Square's announcement today that the new card reader, which all merchants will be required to use by October 15, 2015, will cost $29.95 is especially disappointing in that the the reader will be obsolete on the day it is shipped.

Square has continued on its spectacularly unsuccessful strategy of being the outlier. The now no longer free reader will support EMV, the European Master Card-Visa standard which Visa announced its plans to implement in 2010. It will not support NFC, the contactless standard which allows for totally secure transactions with no chance of hacking of data. 

All of Square's competitors have announced that upgrades to their payment terminals will be available to their merchants at no charge. We have 11 months to go shopping and find another alternative to what was, at one time, a spectacular product. "How the mighty have fallen"

You need to be a member of Art Fair Insiders to add comments!

Join Art Fair Insiders

Votes: 0
Email me when people reply –


  • I don't mind paying the $29.95, especially if they don't raise the % rate! It has done well for me and sure beats the heck out of the old wireless terminals. The new cards will be an interesting transition.

    • To say the new EMV reader will be obsolete on the day of issue is not only a bit of an exaggeration, it is absolutely false. The EMV readers are the worldwide standard, and everyone using a card in the U.S. will soon be using these.

      As others have pointed out, there are conflicting NFC systems in development and the big companies are still fighting it out, and one is likely to end up being the Betamax of NFC systems. Despite its security advantages, even after a system wins out it will be many, many years before an NFC based payment system is anywhere near as universal as (soon to be chipped) credit cards.

      The original posters clearly have some kind of beef with Square. 

      • Square is the only card reader that will not be upgraded to NFC and EMV for no charge. If that is not obsolete, I do not understand the definition.

      • I agree. It will take many, many years before your average person stops using the actual card for a transaction.

        I come up with scenarios like someone having all their credit cards in their phone or whatever it will be called, they see something they need badly, go to use the phone for the purchase... and the battery's dead. Will we have to make sure our phone is fully charged so we can buy food in the future?

        What happens if I drop the phone and it breaks? How do I buy something?
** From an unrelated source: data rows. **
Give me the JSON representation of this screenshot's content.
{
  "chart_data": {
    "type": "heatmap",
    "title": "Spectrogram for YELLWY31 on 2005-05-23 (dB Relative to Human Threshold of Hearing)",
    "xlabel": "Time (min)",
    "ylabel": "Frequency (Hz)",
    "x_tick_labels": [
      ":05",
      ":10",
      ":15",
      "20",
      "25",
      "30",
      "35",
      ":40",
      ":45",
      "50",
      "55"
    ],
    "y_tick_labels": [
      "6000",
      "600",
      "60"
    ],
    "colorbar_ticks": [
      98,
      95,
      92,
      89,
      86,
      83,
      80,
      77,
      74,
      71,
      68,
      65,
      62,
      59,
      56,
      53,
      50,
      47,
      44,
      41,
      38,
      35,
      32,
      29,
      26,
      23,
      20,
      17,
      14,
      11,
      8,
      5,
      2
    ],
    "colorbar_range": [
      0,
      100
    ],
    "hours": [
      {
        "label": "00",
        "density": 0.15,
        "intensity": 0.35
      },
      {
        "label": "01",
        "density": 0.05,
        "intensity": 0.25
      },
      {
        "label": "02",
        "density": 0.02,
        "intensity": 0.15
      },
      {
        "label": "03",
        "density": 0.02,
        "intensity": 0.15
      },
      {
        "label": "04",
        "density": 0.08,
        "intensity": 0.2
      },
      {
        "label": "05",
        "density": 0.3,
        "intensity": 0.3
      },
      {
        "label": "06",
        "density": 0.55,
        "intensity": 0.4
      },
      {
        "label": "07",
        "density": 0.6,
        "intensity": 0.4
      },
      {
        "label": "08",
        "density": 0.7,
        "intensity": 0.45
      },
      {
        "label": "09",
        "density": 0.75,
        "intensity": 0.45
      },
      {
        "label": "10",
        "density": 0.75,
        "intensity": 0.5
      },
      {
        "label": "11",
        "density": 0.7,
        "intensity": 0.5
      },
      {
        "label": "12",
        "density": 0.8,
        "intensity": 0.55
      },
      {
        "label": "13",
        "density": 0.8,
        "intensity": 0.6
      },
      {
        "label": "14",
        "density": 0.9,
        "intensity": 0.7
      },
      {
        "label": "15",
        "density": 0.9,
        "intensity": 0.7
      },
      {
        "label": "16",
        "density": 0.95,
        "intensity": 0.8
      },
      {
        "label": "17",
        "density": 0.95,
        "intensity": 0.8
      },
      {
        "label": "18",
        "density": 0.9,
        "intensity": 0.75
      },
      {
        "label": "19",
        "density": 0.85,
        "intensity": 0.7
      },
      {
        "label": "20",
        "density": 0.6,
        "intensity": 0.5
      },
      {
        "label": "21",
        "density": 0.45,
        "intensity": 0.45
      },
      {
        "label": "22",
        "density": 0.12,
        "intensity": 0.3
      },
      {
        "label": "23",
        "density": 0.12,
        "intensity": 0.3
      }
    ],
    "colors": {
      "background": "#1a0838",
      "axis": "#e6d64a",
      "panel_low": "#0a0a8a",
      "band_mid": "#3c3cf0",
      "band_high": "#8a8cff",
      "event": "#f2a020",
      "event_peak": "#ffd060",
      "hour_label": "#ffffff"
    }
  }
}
        • What happens now if you lose your wallet, leave it in your other pants, or someone steals your card? You cannot expect the merchant to take your word that you have a payment card. What happens when you lose your car keys? You do not expect your car to recognise your voice. We have products we have come to depend on, and we form habits to have them with us, or suffer the consequences of having to make some other arrangements.

        • I wouldn't surprised if some hacker came up with a way to steal the info off of the phones by just being near enough to it. Anytime there is any technology improvement there will be someone working hard to defeat it. That just seems to be the normal these days.

          • They already do this at gas stations.  So I can see your point.

          • The key to the success of Apple Pay is that there is no data to steal. Apple put a proprietary, patented chip into the iphone 6's and the new ipad which encodes the data when the card number is entered. It cannot be stolen while in transit to the merchant, it cannot be stolen in transit from the merchant to the bank, and Apple never has it. The encryption is so good the both the CIA and the FBI want it outlawed.

            This will be the new normal.

            • "...This will be the new normal..."

              Yeah, in about 10 years. Especially in the country. Especially with the older people. But by then something better will have come along.

              But doesn't that mean everyone will have to have an Apple device? What if you just cannot afford one? Or think they're overpriced? Too bad, so sad, sucks to be you?

              I'm beginning to think you've been a victim of identity theft.

  • I recently heard that Apple will be charging a 30% fee to merchants using the new Apple Pay system. Does anyone know if that is true? It seems outrageous to me, but then Apple has never been shy about what they charge for products and services.

This reply was deleted.